I really adore Malin, she came onto my radar several months ago and we've had some of the best, in depth conversations about erotica and life and books that I could possibly hope for. She's also a big music fan and doesn't mind when I throw videos at her...
I quite literally jumped up and down in my office when I first got her submission... and then I read it. Oh, my lord...! I'm telling you, you will love this story...
So, let me let Malin talk to you for a while...
What are your greatest challenges in your writing career?
I’m not sure if it’s my greatest challenge, but complacency is certainly the most consistent one. It’s easy to relax once you’ve met a long-term goal, but that’s exactly when I find that I need to kick it up a notch, and try things that intimidate me or make me nervous. Like writing a novel, which I’m in the middle of doing right now, and which terrifies me daily. But the alternative is complacency and that scares me more.
Of your published works, do you have a favorite? Why?
I’m not sure I have a favorite yet—different stories appeal to different parts of my personality. That said, I’ve definitely written stories that I’m not as fond of. Putting that aside though, the story I did for Rose Caraway’s Kiss Me Quick’s podcast, “Bound / Unbound,” is really special to me. It’s based on the first draft of one of the first erotic stories I ever tried to write. I couldn’t write it then, but everything fell into place as I was writing it for Rose. And, of course, hearing her narrate it was a dream.
What are your biggest pet peeves for other people's grammar? Are there any mistakes that you find yourself making regularly?
It’s not really a grammar mistake, but I’m not sure how else to categorize it. I hate it when people use the word “literally” in a figurative statement. You didn’t “literally die” when you saw the puppy—if you had you wouldn’t be telling me about it. Either skip “literally” or use it correctly. Please. This would literally make me happier than if the Oxford comma came back into fashion.
How do you decide on character names?

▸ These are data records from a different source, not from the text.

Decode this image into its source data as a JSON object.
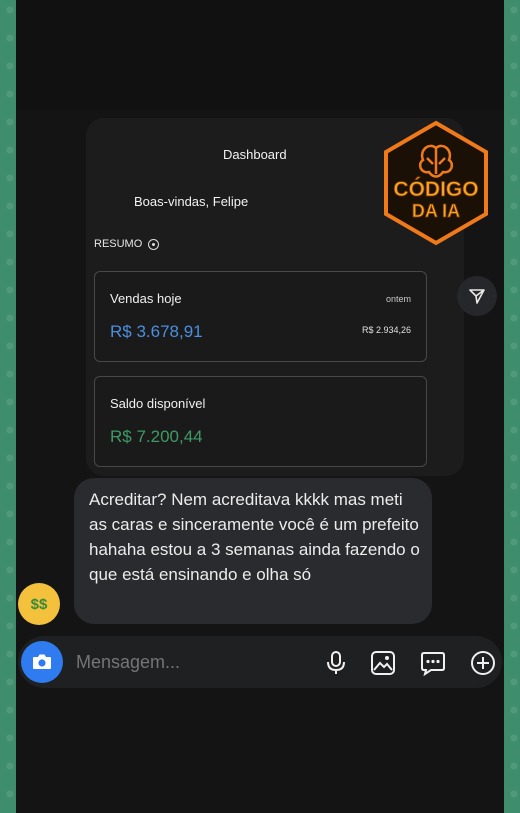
{
  "dashboard": {
    "title": "Dashboard",
    "welcome": "Boas-vindas, Felipe",
    "section_label": "RESUMO",
    "sales": {
      "label": "Vendas hoje",
      "value": "R$ 3.678,91",
      "compare_label": "ontem",
      "compare_value": "R$ 2.934,26"
    },
    "balance": {
      "label": "Saldo disponível",
      "value": "R$ 7.200,44"
    }
  },
  "logo": {
    "line1": "CÓDIGO",
    "line2": "DA IA"
  },
  "message": {
    "text": "Acreditar? Nem acreditava kkkk mas meti as caras e sinceramente você é um prefeito hahaha estou a 3 semanas ainda fazendo o que está ensinando e olha só",
    "reaction_emoji": "money-mouth-face"
  },
  "composer": {
    "placeholder": "Mensagem..."
  },
  "colors": {
    "accent_blue": "#2f7cf0",
    "value_blue": "#4a8fe0",
    "value_green": "#3f9a64",
    "logo_orange": "#f07a1a"
  }
}
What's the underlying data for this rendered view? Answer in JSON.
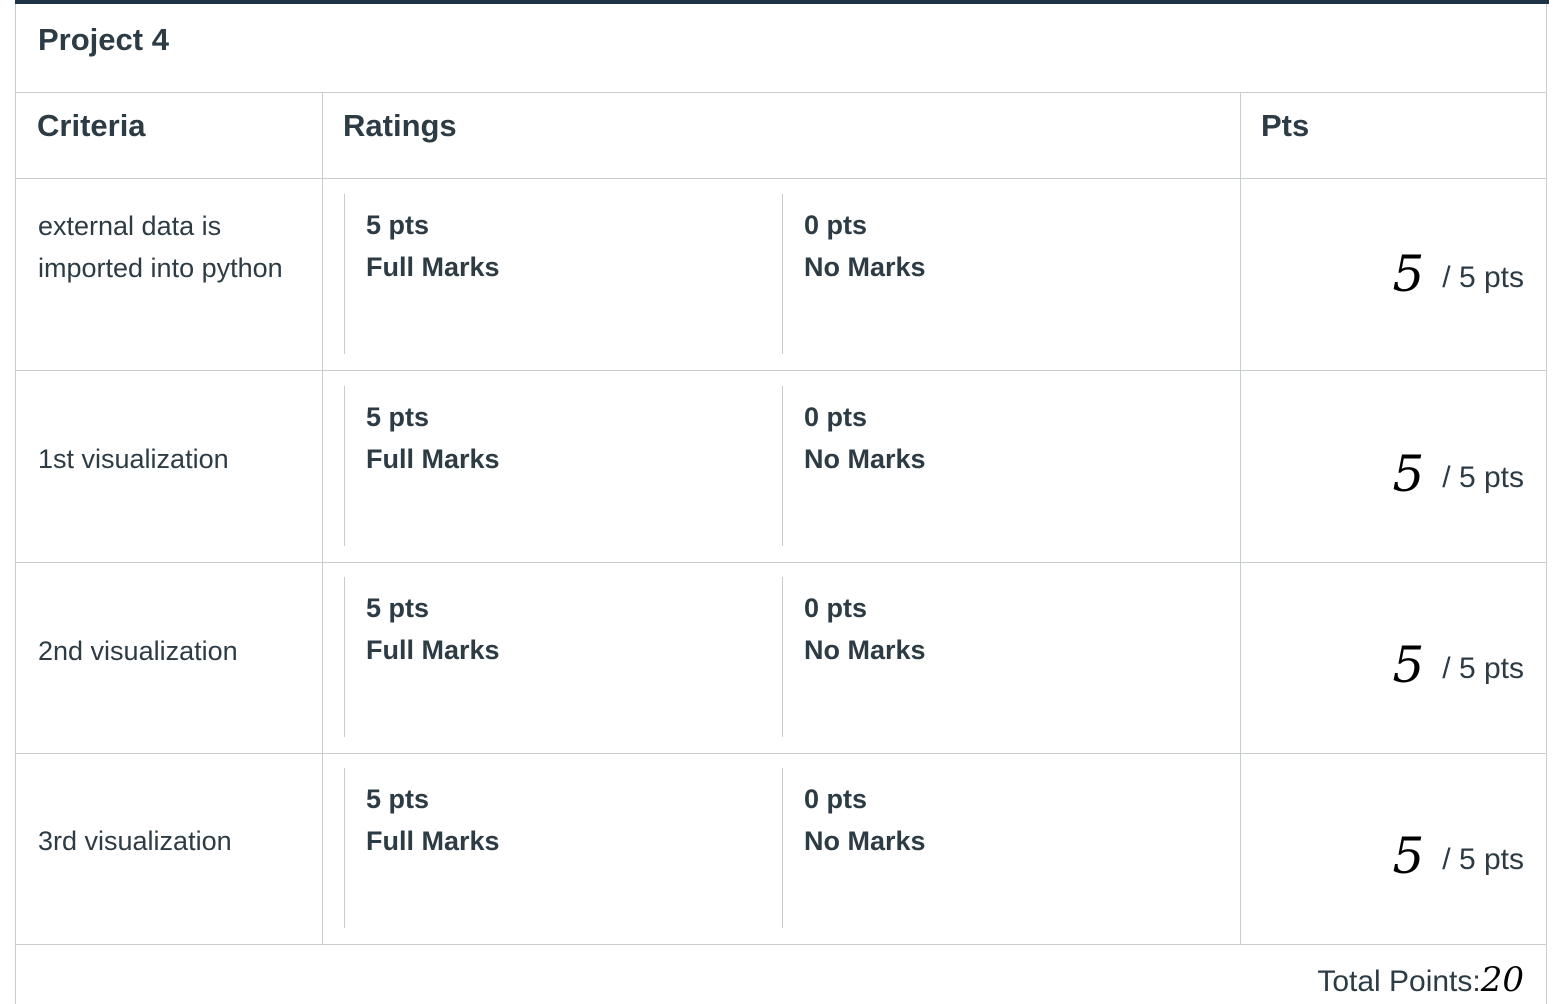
{
  "rubric": {
    "title": "Project 4",
    "headers": {
      "criteria": "Criteria",
      "ratings": "Ratings",
      "pts": "Pts"
    },
    "rows": [
      {
        "criterion": "external data is imported into python",
        "ratings": [
          {
            "pts": "5 pts",
            "label": "Full Marks"
          },
          {
            "pts": "0 pts",
            "label": "No Marks"
          }
        ],
        "score": "5",
        "max": "/ 5 pts"
      },
      {
        "criterion": "1st visualization",
        "ratings": [
          {
            "pts": "5 pts",
            "label": "Full Marks"
          },
          {
            "pts": "0 pts",
            "label": "No Marks"
          }
        ],
        "score": "5",
        "max": "/ 5 pts"
      },
      {
        "criterion": "2nd visualization",
        "ratings": [
          {
            "pts": "5 pts",
            "label": "Full Marks"
          },
          {
            "pts": "0 pts",
            "label": "No Marks"
          }
        ],
        "score": "5",
        "max": "/ 5 pts"
      },
      {
        "criterion": "3rd visualization",
        "ratings": [
          {
            "pts": "5 pts",
            "label": "Full Marks"
          },
          {
            "pts": "0 pts",
            "label": "No Marks"
          }
        ],
        "score": "5",
        "max": "/ 5 pts"
      }
    ],
    "total_label": "Total Points:",
    "total_value": "20"
  }
}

It depends. Most of my protagonists end up naming themselves very early on, even in short stories. I just sort of know what his or her name is. That said, the protagonist of “The Master” a novella length story I have coming out in an anthology for Sweetmeats Press this spring went through three name changes before I was done. I feel like character names are like suits. You can feel when they fit.
|Malin's desk; I find myself squinting at her artwork... how about you?|
This is hard because I would recommend different books to different people, but that’s kind of a cop-out so here are some of the books that I can’t imagine not having read.
1. Use of Weapons by Iain M. Banks is the most beautifully structured novel I’ve ever read. Plus, Banks’s Culture series is awesome.
2. The Bloody Chamber and The Magic Toyshop by Angela Carter were my first introduction to a bold, unapologetic, profanely literary treatment of sexuality. She’s a big one in my influences.
3. Hemingway’s short stories, especially “The Killers,” “Hills Like White Elephants” and “Clean Well-Lighted Place.”
4. Dracula by Bram Stoker. I freaking love this book. I love everything about it.
5. Anything by Sarah Waters, especially Tipping the Velvet. This was the first time I read a mainstream, literary novel with lesbian relationships at the center. It’s heartbreaking and sexy to the point of being nearly pornographic at times. After reading this, I started reading a lot more erotica.
6. Anais Nin’s diary. I love Volume 1, (1931-1934). Her short stories are excellent, but for me, her “liary” is where it’s at.
Tell us three things about you that are interesting.
1. I have an MA in medieval literature but decided against getting a PhD because there are so few teaching positions for medievalists.
2. I went to NYU on an acting scholarship and completed my acting training at the American Conservatory Theater in San Francisco. I was a stage actor for about 5 years. My favorite roles were Masha in The Seagull and Olivia in Twelfth Night.
3. In an alternate life, I would want to be a museum curator if I couldn’t be a writer. Writer is still my fantasy job though.